Other Equation Campaign initiatives include Fossil Free University, a 12-week training course for climate justice activists covering everything from climate science to how to follow the money and expose false solutions. Graduates turned out in force at the 2021 U.N. climate change conference in Glasgow, Scotland.

Amplifying the power of frontline communities with the most at stake and fighting for what they love is critical, Redford said.

“Their lived experience is the expertise we need,” she said. “They’ve been fighting the industry for decades on the basis of demands for clean air, clean water, cancer rates, asthma, and sacred grounds. They know how to fight.”

Perhaps no campaign better demonstrates that than Standing Rock. Oil flows through the 1,100-mile Dakota Access Pipeline, though a court-ordered, environmental review is ongoing.

Remle, who lives in Seattle, and Mazaska Talks continue to lead a large-scale divestment movement. They successfully campaigned for the City of Seattle to stop banking with Wells Fargo, one institution financing Dakota Access, when their current contract ends.

Mazaska also shared its strategy toolkit with campaigners in Philadelphia, Los Angeles, and other cities, where municipal governments have followed Seattle’s lead, pulling billions from Wells Fargo and other banks.

The strategy is to defeat projects such as Dakota Access, which can lock in millions of metric tons of future emissions, by making the projects risky for investors and driving up borrowing costs.

Other wins for Mazaska include a moratorium on fossil fuel expansion in the Seattle area’s King County, a Green New Deal for Seattle, and — perhaps most noteworthy — a corporate payroll tax that applies to Amazon and Google to pay for the initiative.
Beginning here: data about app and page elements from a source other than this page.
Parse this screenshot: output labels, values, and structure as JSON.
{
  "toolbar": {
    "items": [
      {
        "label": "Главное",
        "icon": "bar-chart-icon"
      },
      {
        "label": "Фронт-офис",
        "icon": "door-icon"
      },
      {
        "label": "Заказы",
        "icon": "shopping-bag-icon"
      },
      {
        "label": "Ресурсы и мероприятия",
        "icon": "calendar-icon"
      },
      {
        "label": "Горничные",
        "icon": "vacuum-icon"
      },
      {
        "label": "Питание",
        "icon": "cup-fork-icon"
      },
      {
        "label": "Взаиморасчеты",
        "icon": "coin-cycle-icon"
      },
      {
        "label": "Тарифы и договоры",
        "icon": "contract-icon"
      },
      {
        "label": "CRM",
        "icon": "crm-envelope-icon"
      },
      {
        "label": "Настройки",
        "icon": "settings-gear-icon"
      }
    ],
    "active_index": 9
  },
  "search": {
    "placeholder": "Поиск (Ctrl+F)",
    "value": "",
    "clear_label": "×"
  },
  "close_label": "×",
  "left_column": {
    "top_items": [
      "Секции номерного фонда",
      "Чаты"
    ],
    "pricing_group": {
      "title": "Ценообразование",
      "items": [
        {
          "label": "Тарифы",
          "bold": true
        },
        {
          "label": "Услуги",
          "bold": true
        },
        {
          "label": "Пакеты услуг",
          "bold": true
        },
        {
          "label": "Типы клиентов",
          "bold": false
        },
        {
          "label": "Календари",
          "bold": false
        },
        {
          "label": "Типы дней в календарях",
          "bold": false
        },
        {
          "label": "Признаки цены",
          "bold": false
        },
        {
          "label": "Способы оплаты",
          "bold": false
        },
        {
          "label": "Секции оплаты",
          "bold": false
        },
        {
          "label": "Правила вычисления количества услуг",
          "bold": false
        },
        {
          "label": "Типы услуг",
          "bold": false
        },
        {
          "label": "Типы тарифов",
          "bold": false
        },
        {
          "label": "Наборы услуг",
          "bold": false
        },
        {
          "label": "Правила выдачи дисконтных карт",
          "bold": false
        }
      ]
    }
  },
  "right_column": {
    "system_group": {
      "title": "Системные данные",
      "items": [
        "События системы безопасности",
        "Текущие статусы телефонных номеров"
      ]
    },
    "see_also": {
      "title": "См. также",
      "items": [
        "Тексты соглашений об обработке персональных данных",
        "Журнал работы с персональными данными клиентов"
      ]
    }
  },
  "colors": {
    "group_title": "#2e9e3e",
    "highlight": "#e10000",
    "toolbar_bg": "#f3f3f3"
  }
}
Mazaska had achieved those results on a shoestring budget and without outside funding until Redford offered Equation Campaign support. The funding and general support was streamlined, unlike traditional grants that often require provisions too burdensome for groups like Mazaska.

“We’re going to do this work regardless, but we also have full-time day jobs,” Remle said. “We have families, other obligations. So, to have the extra money coming in helps so much.”

This story first appeared on the MacArthur Foundation website.



We support creative people and effective institutions committed to building a more just, verdant, and peaceful world. ⚖🌿☮🌎

Get the Medium app

A button that says 'Download on the App Store', and if clicked it will lead you to the iOS App store
A button that says 'Get it on, Google Play', and if clicked it will lead you to the Google Play store
MacArthur Foundation

We support creative people and effective institutions committed to building a more just, verdant, and peaceful world. ⚖🌿☮🌎